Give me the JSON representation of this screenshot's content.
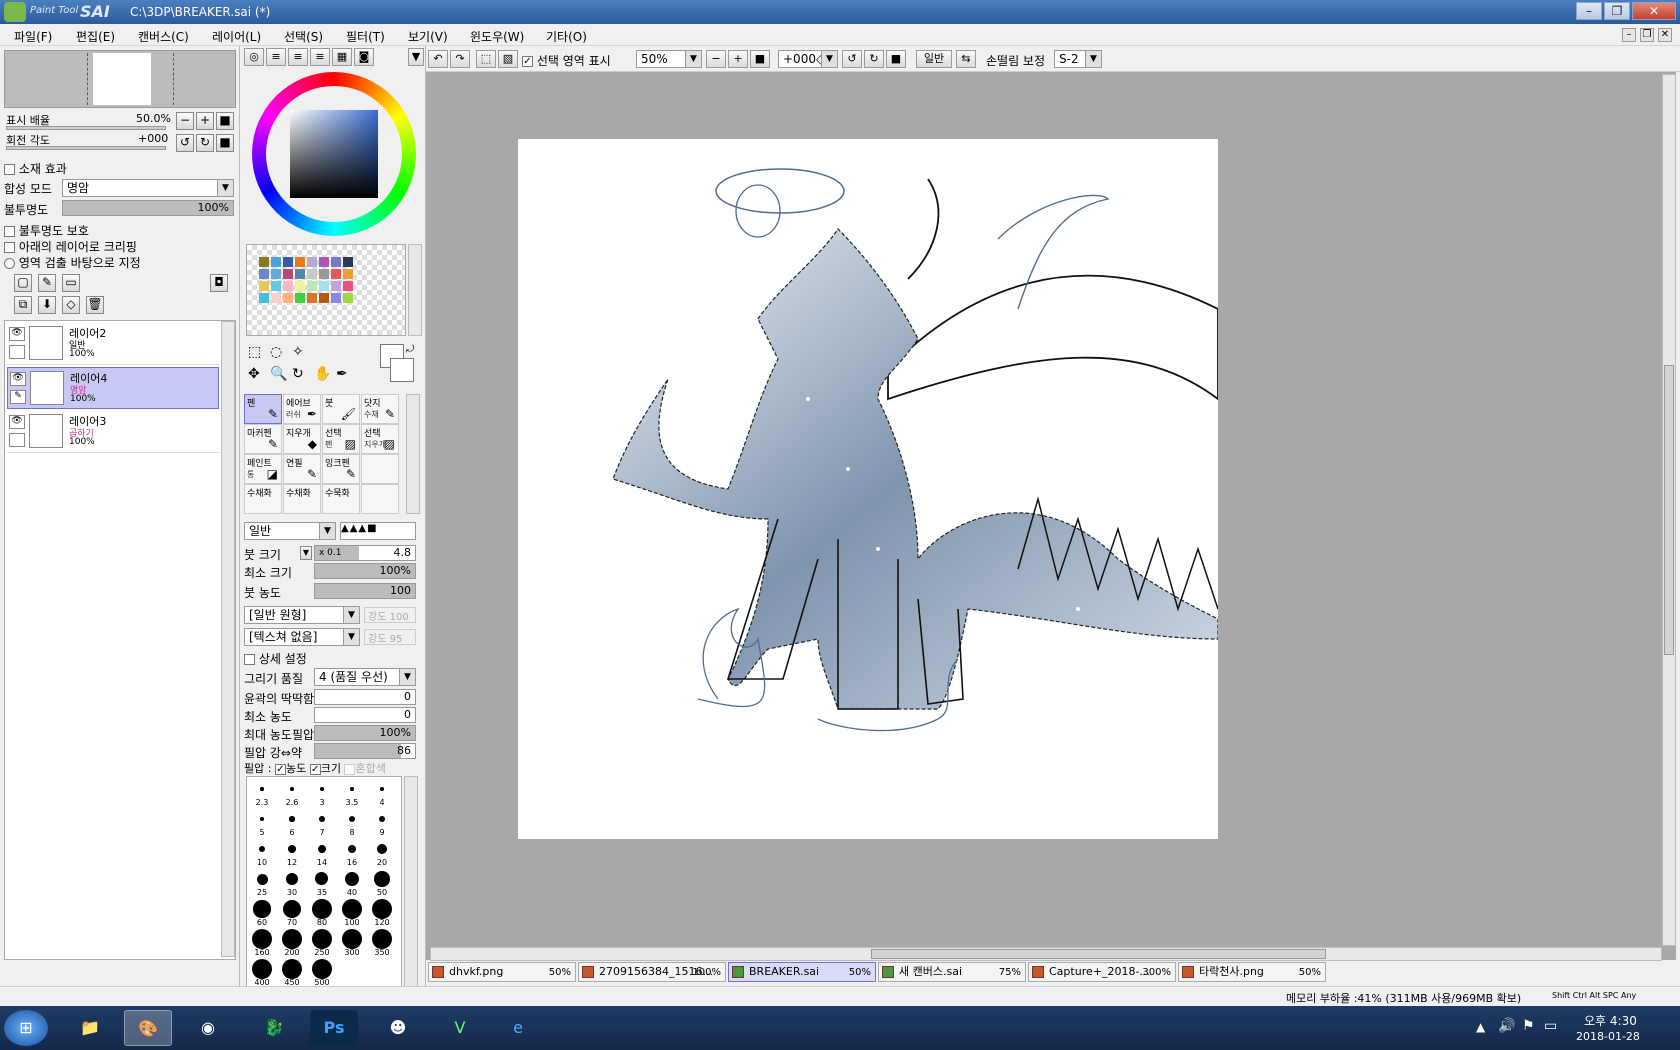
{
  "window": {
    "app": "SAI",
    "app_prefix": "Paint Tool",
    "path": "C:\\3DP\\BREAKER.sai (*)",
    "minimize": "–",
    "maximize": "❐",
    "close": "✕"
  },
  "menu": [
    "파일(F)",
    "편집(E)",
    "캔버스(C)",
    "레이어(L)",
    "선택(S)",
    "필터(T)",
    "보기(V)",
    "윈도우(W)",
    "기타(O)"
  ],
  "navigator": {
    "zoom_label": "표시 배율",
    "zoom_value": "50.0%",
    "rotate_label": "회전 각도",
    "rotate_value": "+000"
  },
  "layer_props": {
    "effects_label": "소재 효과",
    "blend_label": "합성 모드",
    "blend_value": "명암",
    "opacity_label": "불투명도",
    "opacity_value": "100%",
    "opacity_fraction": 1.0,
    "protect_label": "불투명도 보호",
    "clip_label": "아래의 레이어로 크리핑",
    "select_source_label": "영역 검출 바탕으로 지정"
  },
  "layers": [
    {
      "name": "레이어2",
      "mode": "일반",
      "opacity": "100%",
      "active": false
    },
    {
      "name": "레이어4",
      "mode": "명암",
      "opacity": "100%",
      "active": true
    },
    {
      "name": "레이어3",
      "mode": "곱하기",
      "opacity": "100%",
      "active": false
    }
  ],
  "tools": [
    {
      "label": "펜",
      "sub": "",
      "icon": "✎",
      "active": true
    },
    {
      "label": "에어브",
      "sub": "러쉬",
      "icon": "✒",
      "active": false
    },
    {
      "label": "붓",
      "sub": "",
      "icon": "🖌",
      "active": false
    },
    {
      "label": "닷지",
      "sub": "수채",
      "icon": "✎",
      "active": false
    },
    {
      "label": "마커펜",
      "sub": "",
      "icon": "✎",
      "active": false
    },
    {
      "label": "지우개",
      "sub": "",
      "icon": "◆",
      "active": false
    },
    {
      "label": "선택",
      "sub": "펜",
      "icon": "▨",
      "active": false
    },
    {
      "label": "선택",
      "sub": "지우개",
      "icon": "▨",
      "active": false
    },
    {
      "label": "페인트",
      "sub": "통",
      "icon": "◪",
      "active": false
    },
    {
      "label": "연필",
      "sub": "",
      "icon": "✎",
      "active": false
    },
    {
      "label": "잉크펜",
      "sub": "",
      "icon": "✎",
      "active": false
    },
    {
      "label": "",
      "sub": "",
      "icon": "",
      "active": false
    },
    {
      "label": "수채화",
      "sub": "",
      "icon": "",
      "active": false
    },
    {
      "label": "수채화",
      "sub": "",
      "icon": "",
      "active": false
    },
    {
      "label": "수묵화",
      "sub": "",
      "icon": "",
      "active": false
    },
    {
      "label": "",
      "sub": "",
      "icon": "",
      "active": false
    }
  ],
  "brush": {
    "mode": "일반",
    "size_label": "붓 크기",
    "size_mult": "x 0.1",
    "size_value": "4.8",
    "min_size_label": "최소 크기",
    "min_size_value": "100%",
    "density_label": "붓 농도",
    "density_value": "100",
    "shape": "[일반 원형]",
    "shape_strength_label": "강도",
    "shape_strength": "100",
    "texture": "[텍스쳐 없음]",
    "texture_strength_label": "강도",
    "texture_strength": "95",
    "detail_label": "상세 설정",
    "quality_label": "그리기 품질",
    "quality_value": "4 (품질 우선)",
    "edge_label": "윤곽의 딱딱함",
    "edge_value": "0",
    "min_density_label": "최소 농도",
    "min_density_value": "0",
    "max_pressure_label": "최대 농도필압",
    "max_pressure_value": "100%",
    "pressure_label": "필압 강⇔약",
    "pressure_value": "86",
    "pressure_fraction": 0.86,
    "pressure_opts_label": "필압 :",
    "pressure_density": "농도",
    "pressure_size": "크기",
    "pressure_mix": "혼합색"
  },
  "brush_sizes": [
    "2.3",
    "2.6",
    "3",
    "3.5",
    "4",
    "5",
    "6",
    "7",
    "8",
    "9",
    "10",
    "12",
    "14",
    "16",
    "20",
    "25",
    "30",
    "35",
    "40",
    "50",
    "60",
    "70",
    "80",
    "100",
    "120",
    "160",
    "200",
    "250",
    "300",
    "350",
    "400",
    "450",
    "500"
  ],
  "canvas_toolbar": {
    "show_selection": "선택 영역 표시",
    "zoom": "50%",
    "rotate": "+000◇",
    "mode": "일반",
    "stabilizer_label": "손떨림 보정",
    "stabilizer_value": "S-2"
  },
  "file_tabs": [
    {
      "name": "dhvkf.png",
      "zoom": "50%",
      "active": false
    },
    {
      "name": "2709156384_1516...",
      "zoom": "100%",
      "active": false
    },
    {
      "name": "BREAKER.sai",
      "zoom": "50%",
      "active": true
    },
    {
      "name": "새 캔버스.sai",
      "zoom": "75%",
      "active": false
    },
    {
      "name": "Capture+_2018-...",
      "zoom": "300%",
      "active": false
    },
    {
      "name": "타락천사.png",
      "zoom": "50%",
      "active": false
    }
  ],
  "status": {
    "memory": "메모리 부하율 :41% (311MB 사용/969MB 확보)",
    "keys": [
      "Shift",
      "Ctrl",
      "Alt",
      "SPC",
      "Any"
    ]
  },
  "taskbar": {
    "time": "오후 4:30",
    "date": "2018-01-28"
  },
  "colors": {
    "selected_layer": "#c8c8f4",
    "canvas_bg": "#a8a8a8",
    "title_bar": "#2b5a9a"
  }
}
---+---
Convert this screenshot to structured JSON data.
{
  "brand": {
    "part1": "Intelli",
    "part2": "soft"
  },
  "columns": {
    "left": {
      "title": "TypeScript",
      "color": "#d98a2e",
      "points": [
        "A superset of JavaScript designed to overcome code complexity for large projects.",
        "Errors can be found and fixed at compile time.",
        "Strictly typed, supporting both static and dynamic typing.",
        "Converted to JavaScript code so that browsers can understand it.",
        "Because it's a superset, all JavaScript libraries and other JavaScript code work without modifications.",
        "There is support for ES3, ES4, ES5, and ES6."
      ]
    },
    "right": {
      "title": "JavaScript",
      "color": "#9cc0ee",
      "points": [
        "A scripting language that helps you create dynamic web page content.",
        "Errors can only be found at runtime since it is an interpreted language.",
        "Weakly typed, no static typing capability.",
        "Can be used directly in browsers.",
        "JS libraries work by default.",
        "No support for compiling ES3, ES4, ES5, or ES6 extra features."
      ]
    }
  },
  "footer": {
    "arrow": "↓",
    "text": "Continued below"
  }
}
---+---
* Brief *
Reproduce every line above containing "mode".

* Output for this task *
      "mode": "일반",
      "mode": "명암",
      "mode": "곱하기",
    "mode": "일반",
    "mode": "일반",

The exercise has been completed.